In Grandmaster Wei Shuren’s Yang style Tai Chi we use the intent to practice the process that he wrote about in his book on the 22 form.
The demo above is a segment from the 22-form showing Cloud Hands, Single Whip, Separate Hands to Kick and Strike Ears with Both Fists.
Grandmaster Wei Shuren is demonstrating this segment from 8:16 to 9:59 in the video below :-
The form does not look impressive nor powerful. However, if you try to do it yourself by copying the movements you will realize that it is a lot more difficult than it seems to constantly issue power in a concealed manner while moving calmly as if pulling silk continuously in a movement efficient way.
For example, in the movement of Single Whip the whip hand itself is issuing power 4 ways before moving into the left palm strike to complete the movement. In practicing the form we define the four movements clearly but we can also perform the movements with barely perceptible outward movements once we have grasped the essence of the movement.
At this stage you would need to be in command of your ability to use intent otherwise you will not be able to reduce the outer movements to the bare minimum required.
It kept on raining throughout the day.
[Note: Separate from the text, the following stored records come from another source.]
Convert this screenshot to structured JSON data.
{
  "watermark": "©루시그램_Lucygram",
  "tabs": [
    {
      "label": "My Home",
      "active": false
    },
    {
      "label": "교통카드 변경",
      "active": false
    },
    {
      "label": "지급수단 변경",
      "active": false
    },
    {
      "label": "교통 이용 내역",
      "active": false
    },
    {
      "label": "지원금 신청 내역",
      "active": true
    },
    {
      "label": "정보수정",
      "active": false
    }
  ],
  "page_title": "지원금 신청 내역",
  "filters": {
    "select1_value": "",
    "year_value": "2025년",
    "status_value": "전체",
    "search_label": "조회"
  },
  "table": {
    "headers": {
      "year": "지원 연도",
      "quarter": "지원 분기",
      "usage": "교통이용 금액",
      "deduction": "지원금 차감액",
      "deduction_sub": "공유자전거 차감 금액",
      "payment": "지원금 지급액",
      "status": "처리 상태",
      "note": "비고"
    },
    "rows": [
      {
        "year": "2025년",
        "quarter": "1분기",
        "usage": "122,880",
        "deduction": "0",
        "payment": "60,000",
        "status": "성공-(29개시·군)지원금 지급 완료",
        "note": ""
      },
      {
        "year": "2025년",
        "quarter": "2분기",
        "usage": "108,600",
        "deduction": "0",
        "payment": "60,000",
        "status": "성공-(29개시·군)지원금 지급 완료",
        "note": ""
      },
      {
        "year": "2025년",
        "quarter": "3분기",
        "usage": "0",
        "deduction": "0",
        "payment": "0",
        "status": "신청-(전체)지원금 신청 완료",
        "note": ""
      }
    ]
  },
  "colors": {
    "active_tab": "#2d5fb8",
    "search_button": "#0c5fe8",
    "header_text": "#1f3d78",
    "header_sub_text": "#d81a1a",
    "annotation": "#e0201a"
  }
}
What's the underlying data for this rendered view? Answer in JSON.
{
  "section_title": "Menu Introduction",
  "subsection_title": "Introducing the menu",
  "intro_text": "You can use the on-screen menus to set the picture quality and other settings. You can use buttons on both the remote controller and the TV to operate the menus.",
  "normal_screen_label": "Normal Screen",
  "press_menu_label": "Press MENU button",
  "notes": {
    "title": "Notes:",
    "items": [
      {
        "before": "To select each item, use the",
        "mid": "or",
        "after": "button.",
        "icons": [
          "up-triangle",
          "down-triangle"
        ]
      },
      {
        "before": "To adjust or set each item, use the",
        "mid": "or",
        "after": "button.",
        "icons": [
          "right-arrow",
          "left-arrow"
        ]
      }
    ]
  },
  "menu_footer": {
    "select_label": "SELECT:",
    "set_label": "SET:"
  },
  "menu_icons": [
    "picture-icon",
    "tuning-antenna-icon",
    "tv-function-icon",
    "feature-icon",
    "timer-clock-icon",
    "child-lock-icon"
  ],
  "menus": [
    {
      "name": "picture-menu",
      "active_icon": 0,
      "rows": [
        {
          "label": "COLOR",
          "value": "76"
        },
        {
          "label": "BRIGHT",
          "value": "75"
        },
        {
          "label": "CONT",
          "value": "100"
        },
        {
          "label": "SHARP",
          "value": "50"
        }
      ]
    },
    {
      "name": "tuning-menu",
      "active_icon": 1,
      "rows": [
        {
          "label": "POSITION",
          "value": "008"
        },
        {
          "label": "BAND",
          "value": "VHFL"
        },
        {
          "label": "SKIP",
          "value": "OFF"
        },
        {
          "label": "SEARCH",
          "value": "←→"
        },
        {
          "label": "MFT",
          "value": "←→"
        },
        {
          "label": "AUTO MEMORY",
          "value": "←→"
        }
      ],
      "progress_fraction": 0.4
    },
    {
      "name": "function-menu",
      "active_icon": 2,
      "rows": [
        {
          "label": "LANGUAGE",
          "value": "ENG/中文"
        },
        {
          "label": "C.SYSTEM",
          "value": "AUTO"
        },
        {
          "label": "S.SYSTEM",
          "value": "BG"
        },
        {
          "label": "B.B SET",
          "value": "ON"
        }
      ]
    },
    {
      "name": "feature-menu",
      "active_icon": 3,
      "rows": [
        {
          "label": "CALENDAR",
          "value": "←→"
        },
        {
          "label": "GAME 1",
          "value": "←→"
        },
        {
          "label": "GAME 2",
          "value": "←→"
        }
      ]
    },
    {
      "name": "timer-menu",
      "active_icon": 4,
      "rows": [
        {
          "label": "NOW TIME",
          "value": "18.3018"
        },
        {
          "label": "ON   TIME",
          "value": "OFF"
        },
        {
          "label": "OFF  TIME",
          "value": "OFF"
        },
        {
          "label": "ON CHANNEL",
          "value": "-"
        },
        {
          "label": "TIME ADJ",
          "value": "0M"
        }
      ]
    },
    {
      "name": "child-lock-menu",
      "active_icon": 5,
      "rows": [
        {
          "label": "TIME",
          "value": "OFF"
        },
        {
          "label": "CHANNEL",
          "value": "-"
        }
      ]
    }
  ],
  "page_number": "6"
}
I woke up to a dark, cold and gloomy day.
Practicing Tai Chi is a good day to get the blood circulating. Some say to circulate the Chi.
Playing the Tai Chi form is a good way to train your ability to concentrate, develop awareness of how your body is moving in response to your mind.
When you can quiet down your mind you can focus so much better. In this way you can reduce the outer movements, concealing the movements that are happening inside your body. This is what we mean by being internal.
Good control of the body allows you to tread like a cat. At the same time your body is moving like a series of gears to rotate and spiral to connect to the ground to generate power.
While it does not seem like it but within the slow, seemingly gentle movements we are working the power generation process.
SKD is designed around the principles I learned from different styles.
We learn the techniques of Master Leong’s Pok Khek Kuen first because they are easier to pick up, relatively anyway.
However, despite seemingly looking like external techniques we do pay attention to the “internal” principles.
Today I decided we should pay more attention to getting the technical part correct otherwise the neutralizing, or blocking to use an easier word to say, will not work as well as it should be.
I used the Wing Chun wooden dummy to explain about the principles involved in neutralizing.
The short talk began with an explanation on how to actually use the dummy instead of banging away at it as is commonly seen today.
More detailed covereage of these principles are in my eBooks “The Ip Man Questions : Kicks, power & strategies in the martial art of Wing Chun” and “2 Dots : Six Learning Steps for Mastering Wing Chun’s Kicking Model“.
Since I am not teaching Wing Chun anymore I may teach parts of the 2 Dots learning model in SKD as part of our plug and play module.